→ **Extracted records**
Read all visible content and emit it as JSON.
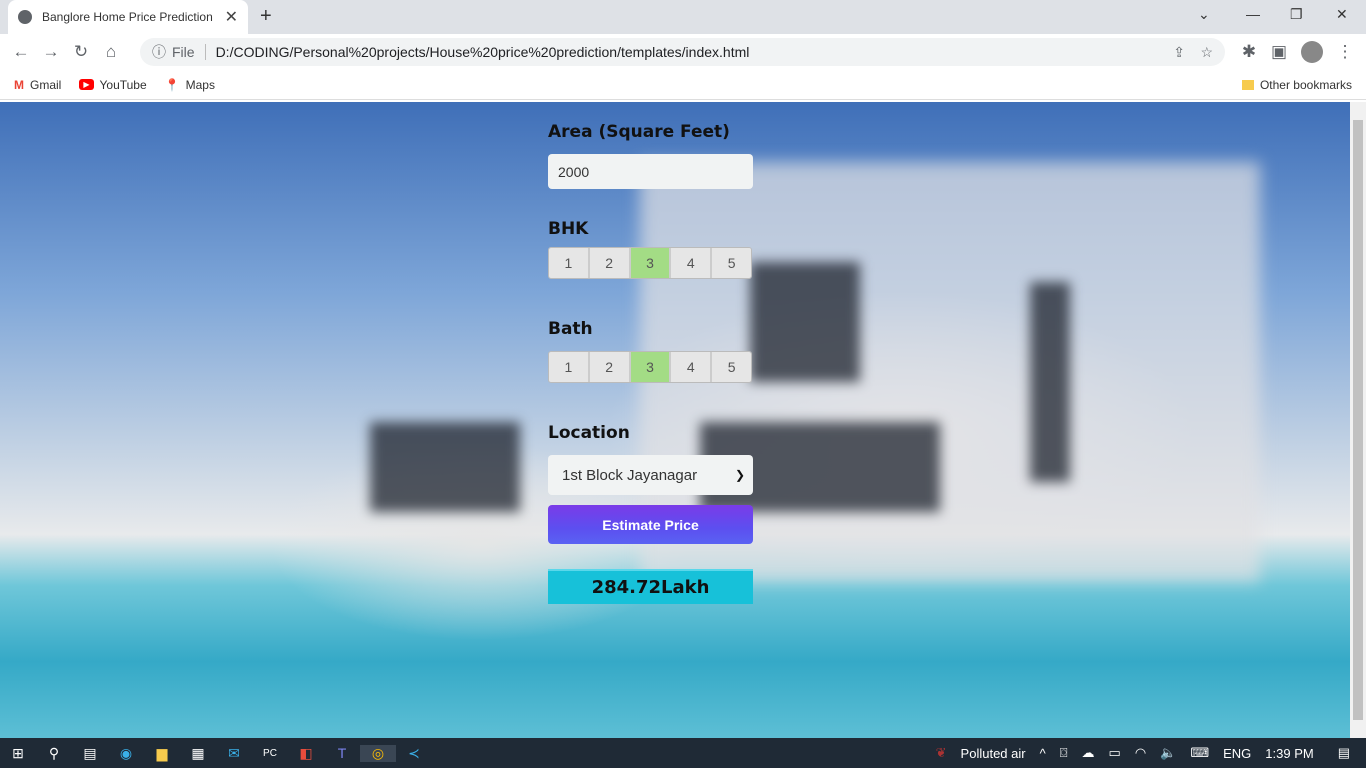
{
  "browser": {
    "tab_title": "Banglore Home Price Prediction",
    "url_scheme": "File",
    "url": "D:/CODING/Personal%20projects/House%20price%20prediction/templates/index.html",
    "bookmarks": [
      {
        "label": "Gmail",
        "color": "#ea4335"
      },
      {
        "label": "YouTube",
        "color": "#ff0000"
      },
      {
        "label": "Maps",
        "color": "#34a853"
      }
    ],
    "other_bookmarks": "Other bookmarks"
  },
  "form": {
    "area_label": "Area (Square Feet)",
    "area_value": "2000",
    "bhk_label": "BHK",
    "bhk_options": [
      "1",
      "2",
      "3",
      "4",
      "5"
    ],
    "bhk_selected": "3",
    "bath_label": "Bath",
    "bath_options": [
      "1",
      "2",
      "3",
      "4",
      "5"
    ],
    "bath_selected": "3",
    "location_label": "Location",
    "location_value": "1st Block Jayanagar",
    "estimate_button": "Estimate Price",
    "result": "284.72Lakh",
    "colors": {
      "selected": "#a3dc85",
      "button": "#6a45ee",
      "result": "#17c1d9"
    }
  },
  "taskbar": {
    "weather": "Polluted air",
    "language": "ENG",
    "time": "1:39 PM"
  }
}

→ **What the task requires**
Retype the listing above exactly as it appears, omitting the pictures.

→ **Task output**
Read all visible content and emit it as JSON.
{
  "browser": {
    "tab_title": "Banglore Home Price Prediction",
    "url_scheme": "File",
    "url": "D:/CODING/Personal%20projects/House%20price%20prediction/templates/index.html",
    "bookmarks": [
      {
        "label": "Gmail",
        "color": "#ea4335"
      },
      {
        "label": "YouTube",
        "color": "#ff0000"
      },
      {
        "label": "Maps",
        "color": "#34a853"
      }
    ],
    "other_bookmarks": "Other bookmarks"
  },
  "form": {
    "area_label": "Area (Square Feet)",
    "area_value": "2000",
    "bhk_label": "BHK",
    "bhk_options": [
      "1",
      "2",
      "3",
      "4",
      "5"
    ],
    "bhk_selected": "3",
    "bath_label": "Bath",
    "bath_options": [
      "1",
      "2",
      "3",
      "4",
      "5"
    ],
    "bath_selected": "3",
    "location_label": "Location",
    "location_value": "1st Block Jayanagar",
    "estimate_button": "Estimate Price",
    "result": "284.72Lakh",
    "colors": {
      "selected": "#a3dc85",
      "button": "#6a45ee",
      "result": "#17c1d9"
    }
  },
  "taskbar": {
    "weather": "Polluted air",
    "language": "ENG",
    "time": "1:39 PM"
  }
}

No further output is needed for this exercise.